The Mission and Objectives of the Phronesis ProjectThis project engages a comprehensive investigation into the nature and stage-appropriate development of “good character” and practical wisdom. It is comprehensive in its focus on life’s various contexts and stages, its efforts to draw upon and integrate a range of theories of moral development, pedagogical practices, and insights from the neurosciences, and its interdisciplinary reach across all relevant disciplines and all professional fields with their corresponding departments and colleges/schools at Mercer. It thus seeks to undertake and facilitate comprehensive, comparative, and collaborative work on character, practical wisdom, and professional formation that is difficult, if not impossible, to accomplish when done in isolation from other efforts. The overarching goal is not just to achieve a greater understanding of the nature of “good character” and practical wisdom, but also to determine the most effective stage-appropriate pedagogies for developing these qualities across the educational continuum in general, and at Mercer University in particular.
These pedagogies include those that are explicit in the curriculum as well as those that are implicit in the social environment and ethos of the educational institution. More specifically, the project seeks to
• foster cross-disciplinary conversation and learning about character, practical wisdom, and professional formation
• develop or identify methods and resources for teaching that promote character development from K-graduate school
• develop or identify resources for assessing such development

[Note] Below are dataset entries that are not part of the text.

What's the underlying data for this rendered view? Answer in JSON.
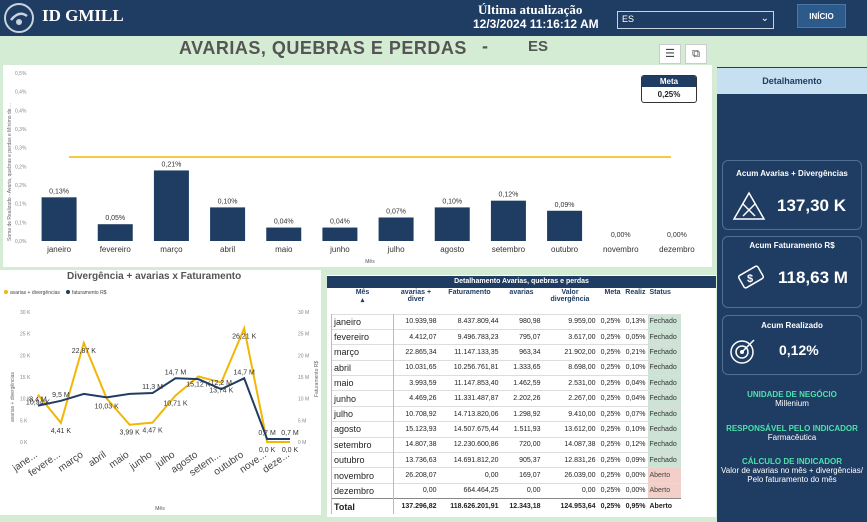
{
  "header": {
    "brand": "ID GMILL",
    "last_update_label": "Última atualização",
    "last_update_value": "12/3/2024 11:16:12 AM",
    "department": "ES",
    "home_button": "INÍCIO"
  },
  "page": {
    "title": "AVARIAS, QUEBRAS E PERDAS",
    "title_dash": "-",
    "title_dept": "ES"
  },
  "meta_card": {
    "label": "Meta",
    "value": "0,25%"
  },
  "chart_data": [
    {
      "type": "bar",
      "title": "",
      "xlabel": "Mês",
      "ylabel": "Soma de Realizado - Avaria, quebras e perdas e Mínimo de ...",
      "categories": [
        "janeiro",
        "fevereiro",
        "março",
        "abril",
        "maio",
        "junho",
        "julho",
        "agosto",
        "setembro",
        "outubro",
        "novembro",
        "dezembro"
      ],
      "values": [
        0.13,
        0.05,
        0.21,
        0.1,
        0.04,
        0.04,
        0.07,
        0.1,
        0.12,
        0.09,
        0.0,
        0.0
      ],
      "value_labels": [
        "0,13%",
        "0,05%",
        "0,21%",
        "0,10%",
        "0,04%",
        "0,04%",
        "0,07%",
        "0,10%",
        "0,12%",
        "0,09%",
        "0,00%",
        "0,00%"
      ],
      "meta_line": 0.25,
      "meta_color": "#f2b705",
      "bar_color": "#1f3c62",
      "y_ticks": [
        "0,0%",
        "0,1%",
        "0,1%",
        "0,2%",
        "0,2%",
        "0,3%",
        "0,3%",
        "0,4%",
        "0,4%",
        "0,5%"
      ],
      "ylim": [
        0,
        0.5
      ]
    },
    {
      "type": "line",
      "title": "Divergência + avarias x Faturamento",
      "xlabel": "Mês",
      "ylabel_left": "avarias + divergências",
      "ylabel_right": "Faturamento R$",
      "categories": [
        "jane...",
        "fevere...",
        "março",
        "abril",
        "maio",
        "junho",
        "julho",
        "agosto",
        "setem...",
        "outubro",
        "nove...",
        "deze..."
      ],
      "series": [
        {
          "name": "avarias + divergências",
          "color": "#f2b705",
          "values": [
            10.94,
            4.41,
            22.87,
            10.03,
            3.99,
            4.47,
            10.71,
            15.12,
            13.74,
            26.21,
            0.0,
            0.0
          ],
          "labels": [
            "10,94 K",
            "4,41 K",
            "22,87 K",
            "10,03 K",
            "3,99 K",
            "4,47 K",
            "10,71 K",
            "15,12 K",
            "13,74 K",
            "26,21 K",
            "0,0 K",
            "0,0 K"
          ]
        },
        {
          "name": "faturamento R$",
          "color": "#1f3c62",
          "values": [
            8.4,
            9.5,
            11.1,
            10.3,
            11.1,
            11.3,
            14.7,
            14.5,
            12.2,
            14.7,
            0.7,
            0.7
          ],
          "labels": [
            "8,4 M",
            "9,5 M",
            "",
            "",
            "",
            "11,3 M",
            "14,7 M",
            "",
            "12,2 M",
            "14,7 M",
            "0,7 M",
            "0,7 M"
          ]
        }
      ],
      "y_ticks_left": [
        "0 K",
        "5 K",
        "10 K",
        "15 K",
        "20 K",
        "25 K",
        "30 K"
      ],
      "y_ticks_right": [
        "0 M",
        "5 M",
        "10 M",
        "15 M",
        "20 M",
        "25 M",
        "30 M"
      ]
    }
  ],
  "sidebar": {
    "detail_button": "Detalhamento",
    "kpis": [
      {
        "label": "Acum Avarias + Divergências",
        "value": "137,30 K"
      },
      {
        "label": "Acum Faturamento R$",
        "value": "118,63 M"
      },
      {
        "label": "Acum Realizado",
        "value": "0,12%"
      }
    ],
    "business_unit_label": "UNIDADE DE NEGÓCIO",
    "business_unit_value": "Millenium",
    "responsible_label": "RESPONSÁVEL PELO INDICADOR",
    "responsible_value": "Farmacêutica",
    "calc_label": "CÁLCULO DE INDICADOR",
    "calc_value": "Valor de avarias no mês + divergências/ Pelo faturamento do mês"
  },
  "table": {
    "title": "Detalhamento Avarias, quebras e perdas",
    "headers": [
      "Mês",
      "avarias + diver",
      "Faturamento",
      "avarias",
      "Valor divergência",
      "Meta",
      "Realiz",
      "Status"
    ],
    "rows": [
      [
        "janeiro",
        "10.939,98",
        "8.437.809,44",
        "980,98",
        "9.959,00",
        "0,25%",
        "0,13%",
        "Fechado"
      ],
      [
        "fevereiro",
        "4.412,07",
        "9.496.783,23",
        "795,07",
        "3.617,00",
        "0,25%",
        "0,05%",
        "Fechado"
      ],
      [
        "março",
        "22.865,34",
        "11.147.133,35",
        "963,34",
        "21.902,00",
        "0,25%",
        "0,21%",
        "Fechado"
      ],
      [
        "abril",
        "10.031,65",
        "10.256.761,81",
        "1.333,65",
        "8.698,00",
        "0,25%",
        "0,10%",
        "Fechado"
      ],
      [
        "maio",
        "3.993,59",
        "11.147.853,40",
        "1.462,59",
        "2.531,00",
        "0,25%",
        "0,04%",
        "Fechado"
      ],
      [
        "junho",
        "4.469,26",
        "11.331.487,87",
        "2.202,26",
        "2.267,00",
        "0,25%",
        "0,04%",
        "Fechado"
      ],
      [
        "julho",
        "10.708,92",
        "14.713.820,06",
        "1.298,92",
        "9.410,00",
        "0,25%",
        "0,07%",
        "Fechado"
      ],
      [
        "agosto",
        "15.123,93",
        "14.507.675,44",
        "1.511,93",
        "13.612,00",
        "0,25%",
        "0,10%",
        "Fechado"
      ],
      [
        "setembro",
        "14.807,38",
        "12.230.600,86",
        "720,00",
        "14.087,38",
        "0,25%",
        "0,12%",
        "Fechado"
      ],
      [
        "outubro",
        "13.736,63",
        "14.691.812,20",
        "905,37",
        "12.831,26",
        "0,25%",
        "0,09%",
        "Fechado"
      ],
      [
        "novembro",
        "26.208,07",
        "0,00",
        "169,07",
        "26.039,00",
        "0,25%",
        "0,00%",
        "Aberto"
      ],
      [
        "dezembro",
        "0,00",
        "664.464,25",
        "0,00",
        "0,00",
        "0,25%",
        "0,00%",
        "Aberto"
      ]
    ],
    "total": [
      "Total",
      "137.296,82",
      "118.626.201,91",
      "12.343,18",
      "124.953,64",
      "0,25%",
      "0,95%",
      "Aberto"
    ]
  }
}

• promote conversation and collaboration about the Mercer environment and ethos across the lines of academic, administrative, and student life offices
• promote the development and implementation of new academic courses involving students from different departments/schools, and
• promote student and faculty research on character, practical wisdom and professional formation.
The Phronesis Project and Mercer's Heritage of Transformative EducationThe Phronesis Project, with its emphasis on shaping student lives, is another expression of Mercer University’s long-standing commitment to transformative education. That commitment grows out of Mercer’s religious heritage. Founded by Baptists, initially for the education of Baptist clergy, Mercer has, for most of its existence been affiliated with the Georgia Baptist Convention. One historic Baptist distinctive has been that one must present evidence of transformation (the traditional term is conversion) in order to be allowed into church membership. While Mercer no longer has formal ties to any Baptist entity, that insistence on transformation remains.
This commitment to transformative education has been forged by several key events in Mercer’s past. These include a heresy trial conducted in 1939 when thirteen students, led by John Birch accused professors in Christianity and other departments of teaching ideas that contradicted Baptist beliefs in the Bible and creation. Although all professors were cleared of charges, this event has come to be a key part of Mercer’s lore and self-identity. The trial is chronicled today in the Mercer Reader (1st ed), pp. 511-524. It has also been dramatized by Mercer Professor Andy Silver in an unpublished play from 2007, The Disciples.
Another event, or series of events, out of which Mercer’s commitment to transformative education and “the Mercer ethic” was forged can be found in Mercer’s experiences during the Civil Rights era and the integration of the Macon campus (one of the first college campuses in Georgia to do so). This story can be found in the Mercer Reader (1st ed, pp. 525-550), Will Campbell’s account of the 1960’s at Mercer, The Stem of Jesse: The Cost of Community at a 1960's Southern School, and Andy Silver’s play, Combustible/Burn, published in 2002.
Mercer has a history of curricular experimentation, as well. These experiments are described in “Three Great Mercer Ideas,” by retired professor of English Mike Cass and “The Legacy of Transformative Education at Mercer,” by Peter Brown, who is currently a Professor of Philosophy. This heritage is currently embodied in our programs in Integrative Studies, several programs in community engagement, including service learning and Mercer on Mission.